Items from an interface collection
● ● ● ● ●
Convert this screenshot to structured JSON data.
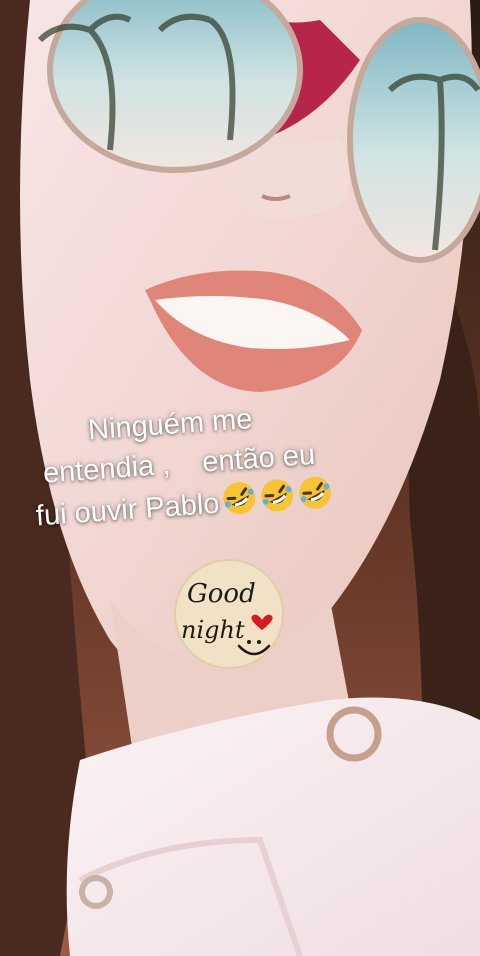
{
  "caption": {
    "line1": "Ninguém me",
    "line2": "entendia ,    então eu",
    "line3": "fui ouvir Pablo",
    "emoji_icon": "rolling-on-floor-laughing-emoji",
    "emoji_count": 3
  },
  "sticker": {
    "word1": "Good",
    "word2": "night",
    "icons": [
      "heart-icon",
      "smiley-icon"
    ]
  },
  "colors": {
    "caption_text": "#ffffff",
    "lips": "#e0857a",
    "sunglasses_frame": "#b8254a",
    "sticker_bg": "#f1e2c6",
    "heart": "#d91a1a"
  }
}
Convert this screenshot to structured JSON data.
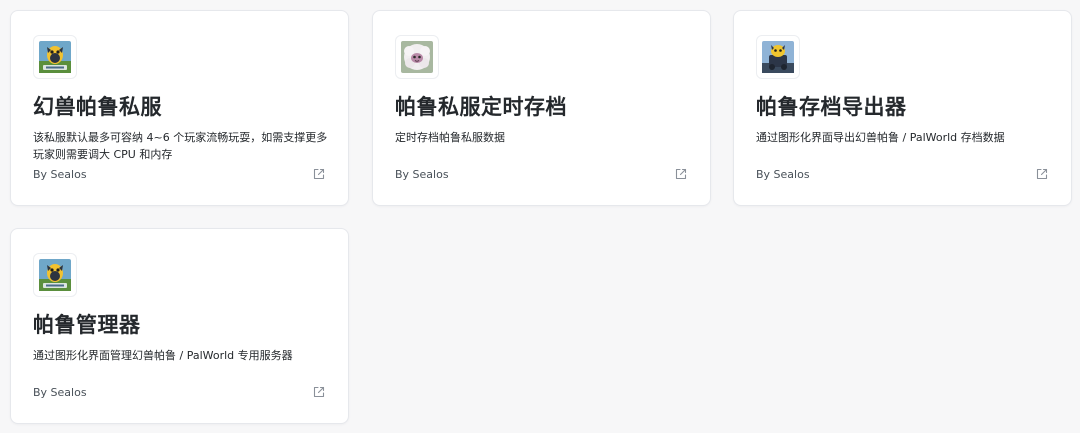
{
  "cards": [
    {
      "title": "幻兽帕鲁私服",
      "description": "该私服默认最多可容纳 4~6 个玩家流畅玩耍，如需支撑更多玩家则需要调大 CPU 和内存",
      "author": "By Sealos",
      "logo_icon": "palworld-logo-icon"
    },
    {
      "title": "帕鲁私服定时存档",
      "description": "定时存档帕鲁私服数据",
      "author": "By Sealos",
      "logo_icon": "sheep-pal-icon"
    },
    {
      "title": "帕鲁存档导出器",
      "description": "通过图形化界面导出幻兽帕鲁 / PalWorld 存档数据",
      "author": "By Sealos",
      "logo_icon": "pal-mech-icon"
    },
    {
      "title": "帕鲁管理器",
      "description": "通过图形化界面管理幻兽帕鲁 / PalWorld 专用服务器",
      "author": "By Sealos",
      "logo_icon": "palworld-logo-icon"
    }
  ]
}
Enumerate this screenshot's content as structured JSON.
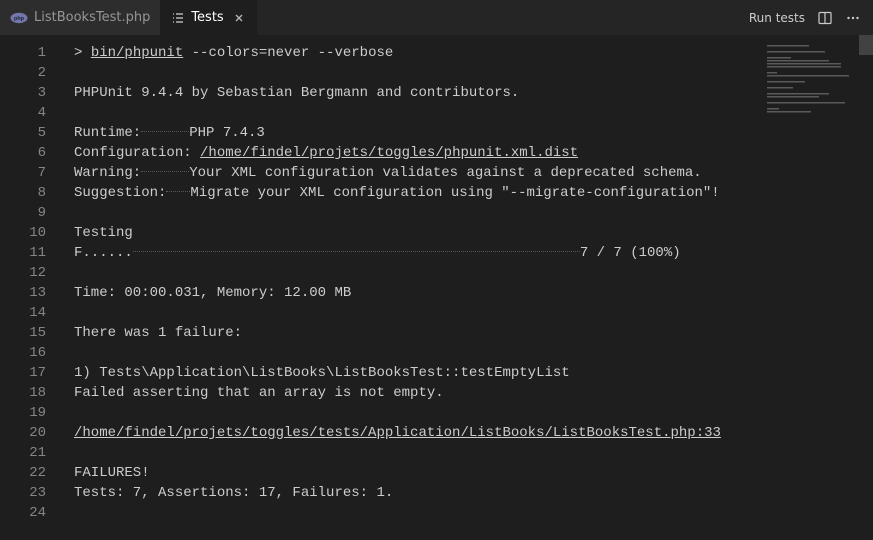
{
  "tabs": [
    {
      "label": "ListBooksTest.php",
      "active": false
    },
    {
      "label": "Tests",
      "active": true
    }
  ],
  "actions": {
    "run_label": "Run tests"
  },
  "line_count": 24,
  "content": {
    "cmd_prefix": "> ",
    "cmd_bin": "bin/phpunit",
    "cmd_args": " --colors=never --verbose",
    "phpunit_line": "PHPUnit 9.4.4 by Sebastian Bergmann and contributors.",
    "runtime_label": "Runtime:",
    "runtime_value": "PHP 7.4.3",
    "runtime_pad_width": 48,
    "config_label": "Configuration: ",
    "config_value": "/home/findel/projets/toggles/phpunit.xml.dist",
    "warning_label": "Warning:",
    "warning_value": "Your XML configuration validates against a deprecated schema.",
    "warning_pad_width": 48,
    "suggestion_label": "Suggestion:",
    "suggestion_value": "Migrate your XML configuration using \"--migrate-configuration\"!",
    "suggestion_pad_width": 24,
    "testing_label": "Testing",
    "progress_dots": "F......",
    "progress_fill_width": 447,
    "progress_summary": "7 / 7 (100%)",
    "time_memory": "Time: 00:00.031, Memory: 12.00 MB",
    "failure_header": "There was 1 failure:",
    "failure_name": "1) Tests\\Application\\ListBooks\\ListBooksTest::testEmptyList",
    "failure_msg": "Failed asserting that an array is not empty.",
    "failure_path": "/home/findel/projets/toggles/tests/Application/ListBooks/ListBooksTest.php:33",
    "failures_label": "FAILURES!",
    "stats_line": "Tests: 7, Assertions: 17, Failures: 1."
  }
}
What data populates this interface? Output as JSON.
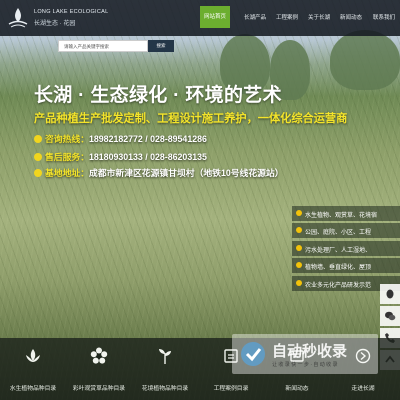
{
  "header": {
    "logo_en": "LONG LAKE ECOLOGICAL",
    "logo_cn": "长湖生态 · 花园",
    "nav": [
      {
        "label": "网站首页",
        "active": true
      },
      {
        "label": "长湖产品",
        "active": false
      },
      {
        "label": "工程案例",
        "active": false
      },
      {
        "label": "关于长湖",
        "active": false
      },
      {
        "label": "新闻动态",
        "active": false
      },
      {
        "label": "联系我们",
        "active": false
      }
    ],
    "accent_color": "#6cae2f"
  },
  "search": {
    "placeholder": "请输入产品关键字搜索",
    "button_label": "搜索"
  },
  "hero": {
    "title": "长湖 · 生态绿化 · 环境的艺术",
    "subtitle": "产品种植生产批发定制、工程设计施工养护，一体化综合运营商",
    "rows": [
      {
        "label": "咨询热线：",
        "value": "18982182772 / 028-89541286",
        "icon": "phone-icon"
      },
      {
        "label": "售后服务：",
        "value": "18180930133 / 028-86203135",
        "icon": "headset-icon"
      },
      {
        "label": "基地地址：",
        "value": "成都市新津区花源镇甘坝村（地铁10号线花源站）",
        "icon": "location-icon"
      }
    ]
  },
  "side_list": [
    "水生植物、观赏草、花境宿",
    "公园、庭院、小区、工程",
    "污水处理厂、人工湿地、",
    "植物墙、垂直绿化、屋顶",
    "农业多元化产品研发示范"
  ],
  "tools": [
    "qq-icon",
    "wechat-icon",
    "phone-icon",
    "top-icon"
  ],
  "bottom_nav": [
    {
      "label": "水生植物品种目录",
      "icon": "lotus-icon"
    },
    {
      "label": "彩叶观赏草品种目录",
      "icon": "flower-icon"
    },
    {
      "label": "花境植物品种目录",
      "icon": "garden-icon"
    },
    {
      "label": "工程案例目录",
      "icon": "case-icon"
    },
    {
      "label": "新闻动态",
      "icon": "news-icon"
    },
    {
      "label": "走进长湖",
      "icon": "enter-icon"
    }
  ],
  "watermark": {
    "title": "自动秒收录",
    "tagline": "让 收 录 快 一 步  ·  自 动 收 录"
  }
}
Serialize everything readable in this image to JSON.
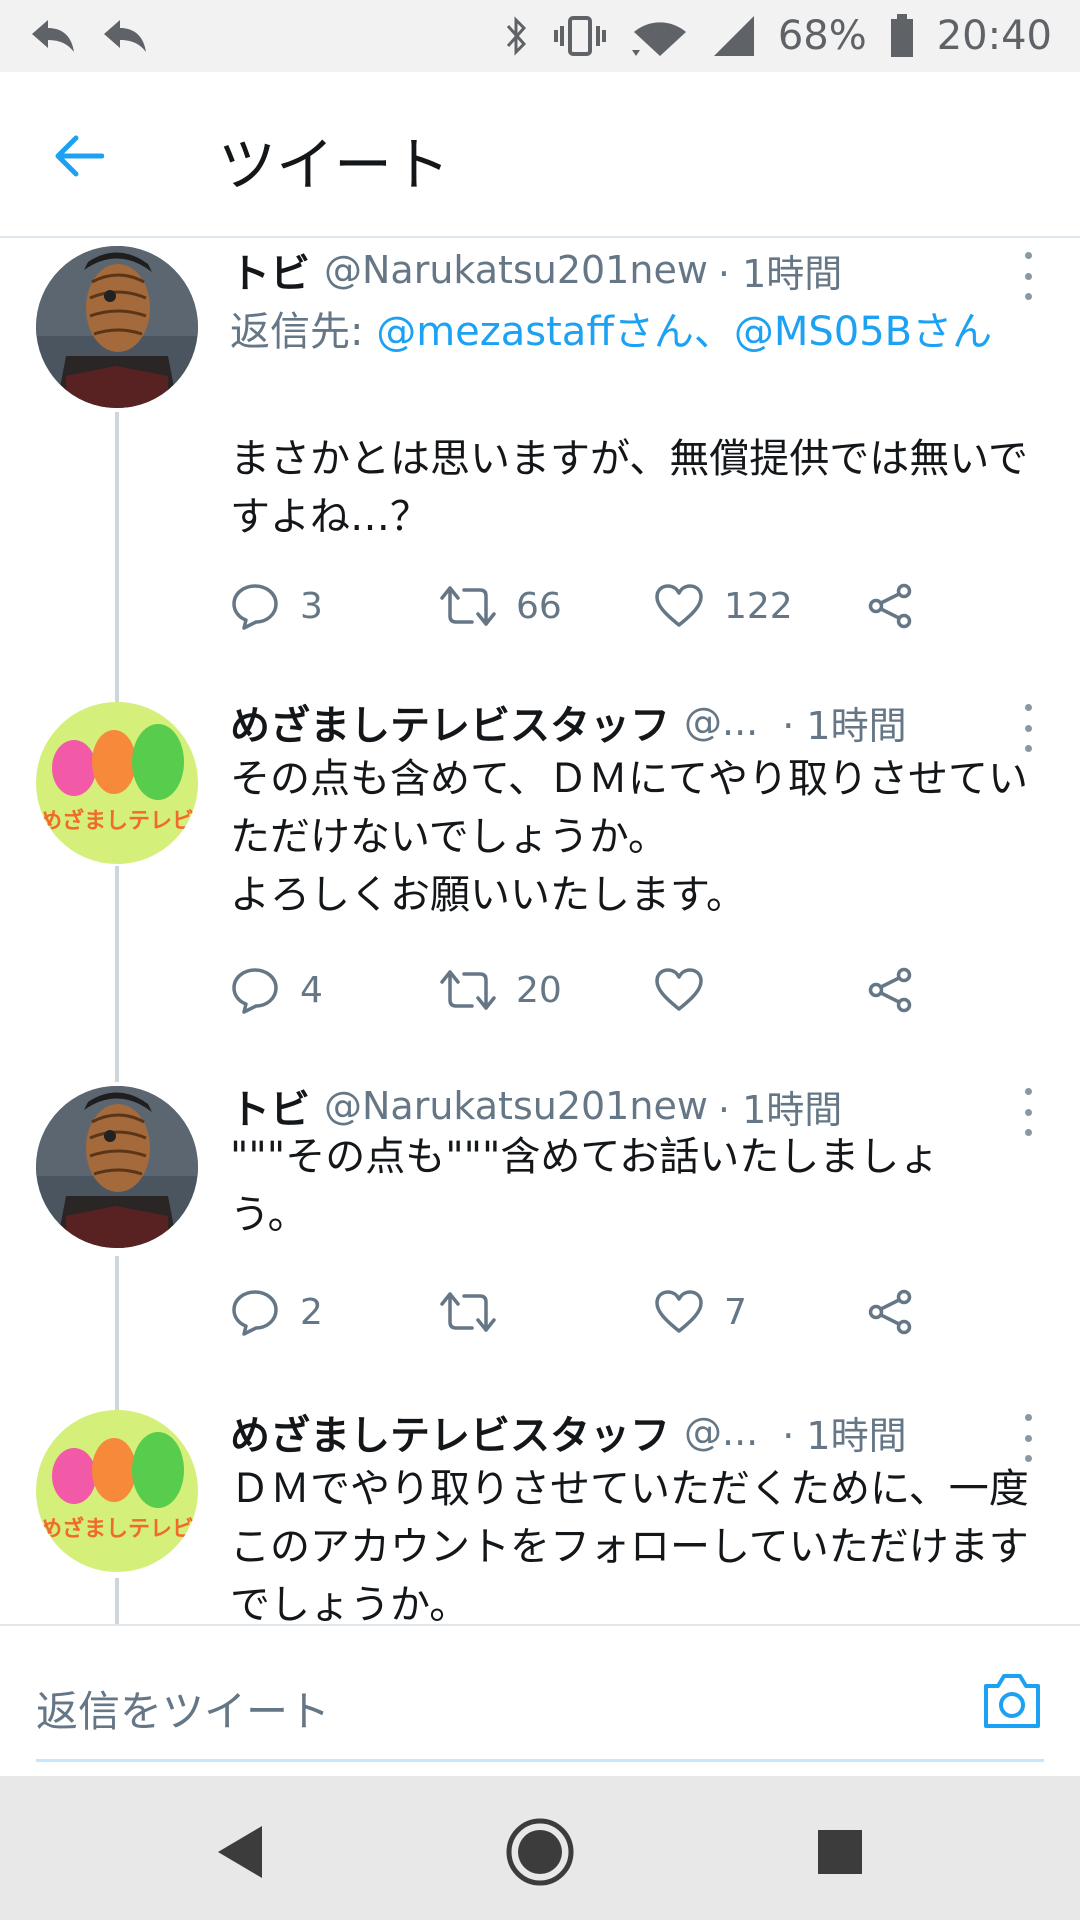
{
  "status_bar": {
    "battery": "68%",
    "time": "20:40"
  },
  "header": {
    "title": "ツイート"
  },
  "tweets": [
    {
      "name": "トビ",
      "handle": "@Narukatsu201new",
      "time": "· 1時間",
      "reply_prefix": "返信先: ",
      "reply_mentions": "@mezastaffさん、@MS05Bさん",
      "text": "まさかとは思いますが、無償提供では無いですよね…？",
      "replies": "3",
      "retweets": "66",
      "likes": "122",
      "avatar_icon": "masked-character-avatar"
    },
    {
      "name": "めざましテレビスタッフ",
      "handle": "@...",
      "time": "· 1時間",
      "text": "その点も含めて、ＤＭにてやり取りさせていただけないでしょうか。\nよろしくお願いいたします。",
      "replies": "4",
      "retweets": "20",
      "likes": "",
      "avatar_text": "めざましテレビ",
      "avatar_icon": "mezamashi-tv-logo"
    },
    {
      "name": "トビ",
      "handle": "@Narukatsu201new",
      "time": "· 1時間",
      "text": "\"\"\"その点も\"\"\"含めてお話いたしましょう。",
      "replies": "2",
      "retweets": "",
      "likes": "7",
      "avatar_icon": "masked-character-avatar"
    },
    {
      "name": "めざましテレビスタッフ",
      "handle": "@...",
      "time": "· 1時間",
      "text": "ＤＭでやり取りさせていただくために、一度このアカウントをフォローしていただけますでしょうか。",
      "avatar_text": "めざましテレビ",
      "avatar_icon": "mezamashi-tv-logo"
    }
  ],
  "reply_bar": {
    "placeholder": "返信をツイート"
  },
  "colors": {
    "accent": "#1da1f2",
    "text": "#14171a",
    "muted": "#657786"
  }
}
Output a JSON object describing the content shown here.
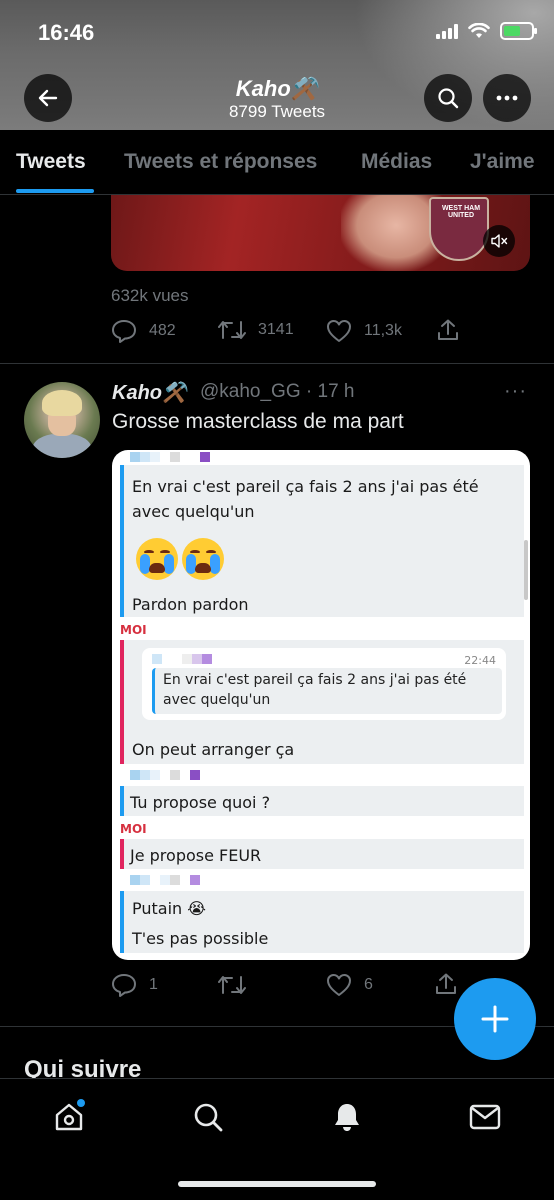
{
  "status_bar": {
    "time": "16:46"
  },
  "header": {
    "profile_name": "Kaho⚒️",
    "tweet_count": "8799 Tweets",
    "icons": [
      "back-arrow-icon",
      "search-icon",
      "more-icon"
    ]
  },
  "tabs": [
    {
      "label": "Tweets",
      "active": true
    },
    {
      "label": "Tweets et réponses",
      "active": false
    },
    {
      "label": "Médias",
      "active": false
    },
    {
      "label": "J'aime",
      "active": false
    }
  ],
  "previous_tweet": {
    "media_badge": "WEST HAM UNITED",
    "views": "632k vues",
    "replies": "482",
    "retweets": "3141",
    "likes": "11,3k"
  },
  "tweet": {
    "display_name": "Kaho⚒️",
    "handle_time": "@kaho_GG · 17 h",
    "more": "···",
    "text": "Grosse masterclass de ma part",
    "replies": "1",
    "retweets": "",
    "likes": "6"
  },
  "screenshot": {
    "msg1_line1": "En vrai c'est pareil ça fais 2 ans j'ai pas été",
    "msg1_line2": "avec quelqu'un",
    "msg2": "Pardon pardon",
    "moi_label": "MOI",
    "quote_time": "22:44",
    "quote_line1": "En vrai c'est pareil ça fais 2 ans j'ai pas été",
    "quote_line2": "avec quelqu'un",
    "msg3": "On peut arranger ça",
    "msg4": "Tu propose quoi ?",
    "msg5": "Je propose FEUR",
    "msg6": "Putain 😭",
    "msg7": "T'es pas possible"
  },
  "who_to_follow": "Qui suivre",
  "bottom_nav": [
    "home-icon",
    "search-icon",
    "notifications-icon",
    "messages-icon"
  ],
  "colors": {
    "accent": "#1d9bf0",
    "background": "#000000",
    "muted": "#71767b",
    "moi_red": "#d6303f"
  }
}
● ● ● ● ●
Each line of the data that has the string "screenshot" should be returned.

Convert this screenshot to structured JSON data.
Convert this screenshot to structured JSON data.
Enumerate this screenshot's content as structured JSON.
  "screenshot": {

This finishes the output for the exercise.